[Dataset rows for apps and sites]

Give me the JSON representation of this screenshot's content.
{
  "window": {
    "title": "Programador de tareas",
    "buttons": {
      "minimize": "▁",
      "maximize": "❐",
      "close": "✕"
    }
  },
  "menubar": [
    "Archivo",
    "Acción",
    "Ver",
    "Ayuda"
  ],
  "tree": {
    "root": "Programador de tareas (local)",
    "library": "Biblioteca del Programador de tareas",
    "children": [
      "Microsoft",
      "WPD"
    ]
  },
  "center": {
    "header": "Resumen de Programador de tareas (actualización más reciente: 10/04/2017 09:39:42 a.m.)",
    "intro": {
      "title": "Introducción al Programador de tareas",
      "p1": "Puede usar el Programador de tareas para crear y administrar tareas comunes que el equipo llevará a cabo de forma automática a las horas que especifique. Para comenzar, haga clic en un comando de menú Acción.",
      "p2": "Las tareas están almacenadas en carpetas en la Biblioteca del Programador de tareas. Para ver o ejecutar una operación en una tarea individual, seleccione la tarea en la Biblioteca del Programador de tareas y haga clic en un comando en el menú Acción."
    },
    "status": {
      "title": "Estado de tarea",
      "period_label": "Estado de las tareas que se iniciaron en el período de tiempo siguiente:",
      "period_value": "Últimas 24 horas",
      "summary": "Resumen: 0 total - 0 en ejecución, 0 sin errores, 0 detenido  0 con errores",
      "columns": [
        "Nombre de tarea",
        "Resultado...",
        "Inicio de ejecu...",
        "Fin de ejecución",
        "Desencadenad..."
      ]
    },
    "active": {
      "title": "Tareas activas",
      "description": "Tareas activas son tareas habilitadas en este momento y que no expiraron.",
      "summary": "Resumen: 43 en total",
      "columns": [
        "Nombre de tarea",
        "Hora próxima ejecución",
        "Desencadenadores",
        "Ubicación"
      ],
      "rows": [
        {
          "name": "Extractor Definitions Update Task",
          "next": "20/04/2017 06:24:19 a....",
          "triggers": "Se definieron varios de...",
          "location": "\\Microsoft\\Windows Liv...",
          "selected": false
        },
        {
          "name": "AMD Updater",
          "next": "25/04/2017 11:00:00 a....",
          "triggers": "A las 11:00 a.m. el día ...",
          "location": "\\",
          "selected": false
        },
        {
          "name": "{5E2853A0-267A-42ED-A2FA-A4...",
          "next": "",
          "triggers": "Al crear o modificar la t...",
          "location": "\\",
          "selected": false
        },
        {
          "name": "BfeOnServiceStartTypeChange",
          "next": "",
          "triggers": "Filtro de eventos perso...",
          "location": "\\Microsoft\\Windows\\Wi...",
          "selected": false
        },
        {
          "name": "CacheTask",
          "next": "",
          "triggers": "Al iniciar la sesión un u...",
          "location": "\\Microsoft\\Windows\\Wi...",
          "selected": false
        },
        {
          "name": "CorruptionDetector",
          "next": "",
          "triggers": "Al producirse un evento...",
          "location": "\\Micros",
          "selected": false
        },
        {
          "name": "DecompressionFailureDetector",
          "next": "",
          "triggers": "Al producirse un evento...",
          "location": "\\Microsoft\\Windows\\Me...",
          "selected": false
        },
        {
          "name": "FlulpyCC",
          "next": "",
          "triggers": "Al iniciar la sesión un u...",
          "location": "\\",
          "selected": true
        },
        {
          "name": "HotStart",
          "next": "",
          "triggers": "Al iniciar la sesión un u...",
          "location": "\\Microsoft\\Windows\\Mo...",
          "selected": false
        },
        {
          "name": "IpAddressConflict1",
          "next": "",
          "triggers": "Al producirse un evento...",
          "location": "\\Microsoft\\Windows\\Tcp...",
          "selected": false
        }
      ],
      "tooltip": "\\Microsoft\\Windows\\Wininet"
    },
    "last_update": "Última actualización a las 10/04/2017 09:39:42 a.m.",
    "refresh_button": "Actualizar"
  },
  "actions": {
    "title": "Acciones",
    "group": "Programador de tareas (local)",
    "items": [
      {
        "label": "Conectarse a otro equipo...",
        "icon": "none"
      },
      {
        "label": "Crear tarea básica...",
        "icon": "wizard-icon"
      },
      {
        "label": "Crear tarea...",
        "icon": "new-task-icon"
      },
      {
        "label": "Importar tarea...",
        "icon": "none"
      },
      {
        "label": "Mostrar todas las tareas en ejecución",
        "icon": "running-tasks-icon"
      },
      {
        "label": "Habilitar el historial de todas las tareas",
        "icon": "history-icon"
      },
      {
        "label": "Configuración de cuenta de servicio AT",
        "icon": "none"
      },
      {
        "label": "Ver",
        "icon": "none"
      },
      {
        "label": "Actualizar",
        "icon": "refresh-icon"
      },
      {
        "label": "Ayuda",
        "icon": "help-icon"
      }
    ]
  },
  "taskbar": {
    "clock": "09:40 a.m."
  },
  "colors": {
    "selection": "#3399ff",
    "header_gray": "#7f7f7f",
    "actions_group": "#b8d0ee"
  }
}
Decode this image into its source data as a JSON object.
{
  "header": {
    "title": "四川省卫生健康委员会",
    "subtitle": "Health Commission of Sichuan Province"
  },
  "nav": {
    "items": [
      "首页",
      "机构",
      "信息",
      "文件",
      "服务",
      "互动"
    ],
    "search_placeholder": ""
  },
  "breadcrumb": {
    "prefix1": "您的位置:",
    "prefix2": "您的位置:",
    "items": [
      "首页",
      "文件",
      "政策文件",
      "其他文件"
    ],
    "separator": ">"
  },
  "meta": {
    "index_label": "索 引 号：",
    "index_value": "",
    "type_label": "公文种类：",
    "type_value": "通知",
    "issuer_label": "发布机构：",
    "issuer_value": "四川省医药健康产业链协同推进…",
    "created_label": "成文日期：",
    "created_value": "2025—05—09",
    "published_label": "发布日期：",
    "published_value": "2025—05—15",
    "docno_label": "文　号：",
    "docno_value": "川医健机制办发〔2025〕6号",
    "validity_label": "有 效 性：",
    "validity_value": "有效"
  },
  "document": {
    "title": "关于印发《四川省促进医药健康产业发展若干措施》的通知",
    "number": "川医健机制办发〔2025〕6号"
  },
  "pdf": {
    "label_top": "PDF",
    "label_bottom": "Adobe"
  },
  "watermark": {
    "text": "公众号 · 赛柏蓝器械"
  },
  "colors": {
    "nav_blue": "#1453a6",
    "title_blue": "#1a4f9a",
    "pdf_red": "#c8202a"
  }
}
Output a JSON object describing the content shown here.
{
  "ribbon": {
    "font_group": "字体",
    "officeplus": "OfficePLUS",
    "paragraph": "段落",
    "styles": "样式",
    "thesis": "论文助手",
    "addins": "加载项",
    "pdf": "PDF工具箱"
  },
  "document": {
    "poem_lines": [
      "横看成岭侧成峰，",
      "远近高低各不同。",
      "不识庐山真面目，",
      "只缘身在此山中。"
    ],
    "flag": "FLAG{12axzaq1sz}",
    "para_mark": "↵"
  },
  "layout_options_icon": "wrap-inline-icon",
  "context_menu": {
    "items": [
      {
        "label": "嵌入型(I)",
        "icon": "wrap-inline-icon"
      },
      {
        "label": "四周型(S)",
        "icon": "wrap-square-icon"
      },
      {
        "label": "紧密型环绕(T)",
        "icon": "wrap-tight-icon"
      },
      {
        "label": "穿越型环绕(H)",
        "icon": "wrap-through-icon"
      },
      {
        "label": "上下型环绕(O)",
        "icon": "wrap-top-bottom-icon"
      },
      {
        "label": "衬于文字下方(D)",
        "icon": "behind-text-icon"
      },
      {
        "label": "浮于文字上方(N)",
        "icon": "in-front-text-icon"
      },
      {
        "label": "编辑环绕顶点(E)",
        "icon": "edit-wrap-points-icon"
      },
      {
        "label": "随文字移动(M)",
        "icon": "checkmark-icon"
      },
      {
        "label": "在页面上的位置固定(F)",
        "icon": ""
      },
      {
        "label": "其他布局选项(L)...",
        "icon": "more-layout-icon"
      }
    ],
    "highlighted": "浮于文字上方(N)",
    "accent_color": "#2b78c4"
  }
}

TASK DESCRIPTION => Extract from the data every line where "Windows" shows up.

EXPECTED OUTPUT =>
          "location": "\\Microsoft\\Windows Liv...",
          "location": "\\Microsoft\\Windows\\Wi...",
          "location": "\\Microsoft\\Windows\\Wi...",
          "location": "\\Microsoft\\Windows\\Me...",
          "location": "\\Microsoft\\Windows\\Mo...",
          "location": "\\Microsoft\\Windows\\Tcp...",
      "tooltip": "\\Microsoft\\Windows\\Wininet"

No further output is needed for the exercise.